"Liver transplant gave me this opportunity to have a diversity of patients and take care of people who are really critically ill," she says. "And in transplant you get to follow people over time. A liver transplant is like a marriage, it's a bond between the provider and the patient."
George Jenkins, DMD
Assistant Professor of Dental Medicine
George Jenkins, DMD, recalls the moment he became interested in becoming a health care professional. He was 11 years old and sitting in a dentist’s chair at the University of Medicine and Dentistry in Newark. Jenkins was there to get his teeth straightened and he was fascinated by the tools.
“I could hardly wait for my next appointment,” Jenkins wrote in “The Pact,” a book he co-authored with the two friends who helped him achieve his dream of becoming a dentist.
Jasmine McDonald, PhD
Assistant Professor of Epidemiology

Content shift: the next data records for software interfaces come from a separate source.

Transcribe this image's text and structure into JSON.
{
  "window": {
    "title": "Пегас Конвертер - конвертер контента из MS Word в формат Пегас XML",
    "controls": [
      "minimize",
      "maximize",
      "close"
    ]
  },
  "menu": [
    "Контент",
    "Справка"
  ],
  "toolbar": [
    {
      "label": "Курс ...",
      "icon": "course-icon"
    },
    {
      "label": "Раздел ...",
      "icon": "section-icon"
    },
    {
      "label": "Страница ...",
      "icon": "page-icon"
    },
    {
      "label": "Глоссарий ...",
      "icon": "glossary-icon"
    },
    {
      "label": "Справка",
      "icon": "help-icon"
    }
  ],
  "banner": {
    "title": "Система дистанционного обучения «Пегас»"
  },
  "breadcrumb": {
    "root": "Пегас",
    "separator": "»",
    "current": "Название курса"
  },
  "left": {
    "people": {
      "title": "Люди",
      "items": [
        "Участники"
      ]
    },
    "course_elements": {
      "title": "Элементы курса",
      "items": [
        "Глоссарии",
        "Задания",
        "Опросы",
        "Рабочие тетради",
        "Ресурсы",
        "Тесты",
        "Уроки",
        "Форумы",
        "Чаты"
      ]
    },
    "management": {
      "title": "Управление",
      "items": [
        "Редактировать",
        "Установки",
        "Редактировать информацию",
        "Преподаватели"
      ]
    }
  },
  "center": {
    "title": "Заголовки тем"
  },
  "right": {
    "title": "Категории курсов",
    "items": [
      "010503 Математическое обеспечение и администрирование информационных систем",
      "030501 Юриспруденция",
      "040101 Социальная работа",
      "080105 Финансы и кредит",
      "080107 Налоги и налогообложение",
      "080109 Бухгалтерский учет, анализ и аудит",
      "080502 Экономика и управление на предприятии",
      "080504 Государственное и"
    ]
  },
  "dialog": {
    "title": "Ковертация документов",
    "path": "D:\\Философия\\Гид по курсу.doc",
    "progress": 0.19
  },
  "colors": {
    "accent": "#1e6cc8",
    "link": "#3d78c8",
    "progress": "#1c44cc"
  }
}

Jasmine McDonald, PhD, loves immunology and originally set out to become a laboratory scientist. But she learned during graduate school that while she greatly enjoyed designing experiments, she didn't enjoy physically doing the experiments. That's when she realized she needed to get out of the lab.
A chance conversation on a bus led her to switch fields to epidemiology. She now focuses on uncovering factors that lead to breast cancer and factors affecting pubertal development in women.
Gina Wingood, ScD, MPH
Sidney and Helaine Lerner Professor of Public Health Promotion
While pursuing her education as a geneticist, Gina Wingood, ScD, MPH, witnessed the early days of the AIDS epidemic and changed fields to help address it. "I was living in San Francisco, and there was just a tremendous amount of advocacy and vibrancy around the social justice activities associated with fighting this epidemic," she says, "and to me that was just so thrilling."
Her work has since focused on the unique risks women face from HIV, and her intervention programs have been endorsed by the CDC and implemented across the country.